The U.S. Bureau of Labor Statistics (BLS) cites five years as the average minimum work experience needed to hold a leadership role in schools. District administrators set classroom policy, which makes classroom experience important to the job.

Commitment to Equity

A district administrator’s most important job is to make sure students are learning in safe, positive, and effective environments. To do this, district leaders must demonstrate a proven commitment to promoting equitable learning.

Job Outlook for District Administrators

The combination of education and experience required of candidates makes it competitive to become a district administrator, but the job outlook is positive. The BLS predicts 7% job growth for educational administrators from 2018 to 2028—faster than the average rate. District administrators also command a high salary, with annual average wages across states ranging from $70,720 in Louisiana to $127,390 in Connecticut.

High salaries for district administrators reflect the critical work they do. Education builds character and reshapes the way students see both the world and their positions in it. A career as a district administrator lets professionals lead their communities forward by shaping educational policies that change lives.

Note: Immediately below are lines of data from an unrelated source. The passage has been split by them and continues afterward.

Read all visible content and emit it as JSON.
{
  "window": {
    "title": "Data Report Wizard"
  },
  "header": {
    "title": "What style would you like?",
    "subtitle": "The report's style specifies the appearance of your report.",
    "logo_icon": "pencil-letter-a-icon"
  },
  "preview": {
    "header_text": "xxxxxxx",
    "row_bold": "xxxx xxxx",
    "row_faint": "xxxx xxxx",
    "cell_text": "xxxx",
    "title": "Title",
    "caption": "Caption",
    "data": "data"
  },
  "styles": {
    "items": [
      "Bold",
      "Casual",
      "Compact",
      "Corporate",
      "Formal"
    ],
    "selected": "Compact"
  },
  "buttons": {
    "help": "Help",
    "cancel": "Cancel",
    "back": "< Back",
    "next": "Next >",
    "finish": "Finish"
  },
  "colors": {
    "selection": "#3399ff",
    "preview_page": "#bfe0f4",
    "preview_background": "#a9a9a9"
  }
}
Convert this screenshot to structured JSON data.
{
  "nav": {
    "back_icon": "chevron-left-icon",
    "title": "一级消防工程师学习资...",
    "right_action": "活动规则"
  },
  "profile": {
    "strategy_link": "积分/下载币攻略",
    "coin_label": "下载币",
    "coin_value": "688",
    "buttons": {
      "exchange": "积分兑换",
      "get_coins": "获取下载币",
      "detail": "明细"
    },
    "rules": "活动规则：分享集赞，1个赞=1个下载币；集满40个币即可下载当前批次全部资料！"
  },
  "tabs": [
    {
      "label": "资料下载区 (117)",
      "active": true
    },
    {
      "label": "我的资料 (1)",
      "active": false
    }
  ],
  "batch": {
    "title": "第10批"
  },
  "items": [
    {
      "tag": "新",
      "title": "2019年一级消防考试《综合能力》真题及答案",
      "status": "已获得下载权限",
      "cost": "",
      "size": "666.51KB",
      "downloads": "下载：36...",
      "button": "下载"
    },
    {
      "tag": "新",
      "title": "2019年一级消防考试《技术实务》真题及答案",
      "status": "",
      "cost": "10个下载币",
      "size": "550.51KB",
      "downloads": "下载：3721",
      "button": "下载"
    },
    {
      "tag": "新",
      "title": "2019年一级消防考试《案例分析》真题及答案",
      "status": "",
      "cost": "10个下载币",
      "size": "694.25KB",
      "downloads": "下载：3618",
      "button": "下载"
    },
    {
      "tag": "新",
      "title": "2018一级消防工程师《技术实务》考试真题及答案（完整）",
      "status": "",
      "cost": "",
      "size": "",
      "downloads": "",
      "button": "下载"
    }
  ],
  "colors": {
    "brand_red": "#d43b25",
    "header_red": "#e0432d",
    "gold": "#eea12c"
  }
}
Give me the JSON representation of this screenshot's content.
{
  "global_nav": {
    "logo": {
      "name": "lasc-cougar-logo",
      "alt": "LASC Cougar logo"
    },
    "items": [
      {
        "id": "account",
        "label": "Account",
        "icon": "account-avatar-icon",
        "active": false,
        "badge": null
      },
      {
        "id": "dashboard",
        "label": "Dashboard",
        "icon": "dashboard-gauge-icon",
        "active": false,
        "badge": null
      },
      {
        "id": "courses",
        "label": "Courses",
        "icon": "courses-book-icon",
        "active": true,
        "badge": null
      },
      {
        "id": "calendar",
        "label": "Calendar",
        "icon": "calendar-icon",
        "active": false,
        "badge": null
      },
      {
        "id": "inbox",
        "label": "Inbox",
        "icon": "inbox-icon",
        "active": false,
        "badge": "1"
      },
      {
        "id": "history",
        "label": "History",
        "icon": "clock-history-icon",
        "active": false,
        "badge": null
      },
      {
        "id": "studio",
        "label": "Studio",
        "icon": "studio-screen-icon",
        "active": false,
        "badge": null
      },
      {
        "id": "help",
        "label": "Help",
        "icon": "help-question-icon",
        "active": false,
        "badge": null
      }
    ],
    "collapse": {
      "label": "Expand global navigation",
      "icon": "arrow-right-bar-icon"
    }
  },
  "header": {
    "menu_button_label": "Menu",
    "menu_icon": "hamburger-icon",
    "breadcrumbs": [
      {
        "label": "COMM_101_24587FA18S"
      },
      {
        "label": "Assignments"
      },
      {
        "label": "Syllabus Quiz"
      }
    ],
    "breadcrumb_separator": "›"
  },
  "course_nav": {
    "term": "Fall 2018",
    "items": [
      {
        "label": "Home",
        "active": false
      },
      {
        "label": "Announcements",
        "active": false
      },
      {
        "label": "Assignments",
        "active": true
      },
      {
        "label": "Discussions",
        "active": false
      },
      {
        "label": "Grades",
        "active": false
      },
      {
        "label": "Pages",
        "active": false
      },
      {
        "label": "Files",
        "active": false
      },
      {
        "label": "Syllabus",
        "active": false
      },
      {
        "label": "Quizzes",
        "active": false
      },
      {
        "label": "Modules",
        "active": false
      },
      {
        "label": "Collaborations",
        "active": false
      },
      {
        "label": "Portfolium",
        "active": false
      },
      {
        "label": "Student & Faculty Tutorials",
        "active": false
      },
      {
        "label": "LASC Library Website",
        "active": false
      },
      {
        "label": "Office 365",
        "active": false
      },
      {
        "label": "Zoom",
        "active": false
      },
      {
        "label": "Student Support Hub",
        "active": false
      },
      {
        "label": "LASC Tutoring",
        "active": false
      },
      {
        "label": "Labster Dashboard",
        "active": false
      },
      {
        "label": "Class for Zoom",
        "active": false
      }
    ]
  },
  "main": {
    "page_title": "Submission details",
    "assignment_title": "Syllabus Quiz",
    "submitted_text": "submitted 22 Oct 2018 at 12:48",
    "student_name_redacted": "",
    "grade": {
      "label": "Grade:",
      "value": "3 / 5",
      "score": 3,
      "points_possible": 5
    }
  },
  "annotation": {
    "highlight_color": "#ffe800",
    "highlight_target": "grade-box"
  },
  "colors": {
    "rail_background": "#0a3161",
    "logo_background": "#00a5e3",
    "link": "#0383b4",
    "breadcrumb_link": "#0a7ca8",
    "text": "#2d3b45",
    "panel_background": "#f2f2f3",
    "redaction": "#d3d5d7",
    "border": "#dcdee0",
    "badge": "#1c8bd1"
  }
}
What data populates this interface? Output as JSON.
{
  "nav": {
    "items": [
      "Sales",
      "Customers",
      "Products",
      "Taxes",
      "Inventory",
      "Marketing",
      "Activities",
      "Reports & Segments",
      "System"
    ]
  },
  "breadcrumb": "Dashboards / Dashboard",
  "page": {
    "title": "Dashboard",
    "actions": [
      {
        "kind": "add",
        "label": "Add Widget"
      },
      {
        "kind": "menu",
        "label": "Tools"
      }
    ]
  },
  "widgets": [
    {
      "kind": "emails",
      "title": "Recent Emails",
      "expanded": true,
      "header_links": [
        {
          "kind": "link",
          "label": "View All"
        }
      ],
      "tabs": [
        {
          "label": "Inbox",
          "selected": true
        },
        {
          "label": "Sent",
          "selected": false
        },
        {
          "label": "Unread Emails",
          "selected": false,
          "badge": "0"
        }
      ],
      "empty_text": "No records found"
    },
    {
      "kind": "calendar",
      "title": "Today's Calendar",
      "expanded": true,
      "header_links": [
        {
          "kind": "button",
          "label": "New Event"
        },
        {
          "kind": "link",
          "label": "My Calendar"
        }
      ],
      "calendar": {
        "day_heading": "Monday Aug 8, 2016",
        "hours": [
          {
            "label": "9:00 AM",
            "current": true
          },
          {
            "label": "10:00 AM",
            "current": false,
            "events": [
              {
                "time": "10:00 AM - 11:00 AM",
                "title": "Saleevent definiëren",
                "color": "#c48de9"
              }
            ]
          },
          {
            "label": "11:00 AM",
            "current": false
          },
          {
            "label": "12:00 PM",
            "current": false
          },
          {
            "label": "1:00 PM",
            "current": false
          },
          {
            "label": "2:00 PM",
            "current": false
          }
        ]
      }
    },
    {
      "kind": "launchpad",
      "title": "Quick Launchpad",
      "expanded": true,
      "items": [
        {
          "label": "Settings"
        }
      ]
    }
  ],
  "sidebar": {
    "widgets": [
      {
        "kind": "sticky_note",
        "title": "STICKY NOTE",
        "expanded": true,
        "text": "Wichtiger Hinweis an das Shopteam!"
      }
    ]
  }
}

Educational Pathways to Becoming a District Administrator

Dr. Stroud began her career in education as a professor of nursing before earning a master’s and doctorate in education from Mills College. Dr. Stroud credits Mills with giving her “a theoretical framework for considering leadership toward social justice.” Under Dr. Stroud’s leadership, PCCD has the potential to continue changing the thousands of students’ lives every year.

These highly skilled leadership roles require teaching experience and postgraduate education. Barriers to entry are one of the primary challenges aspiring district administrators face. Traditionally, graduate school has not always been feasible for students who either cannot relocate or cannot take time off from their current jobs.

As a solution, Mills College offers an online Master of Arts in Educational Leadership. Grounded in the college’s principles of social justice and equality, the degree program prepares educators to assume leadership roles. Like Dr. Stroud, graduates can create, design, and run learning environments that will help build student character and foster brighter futures.

Leadership is about making change—Are you ready?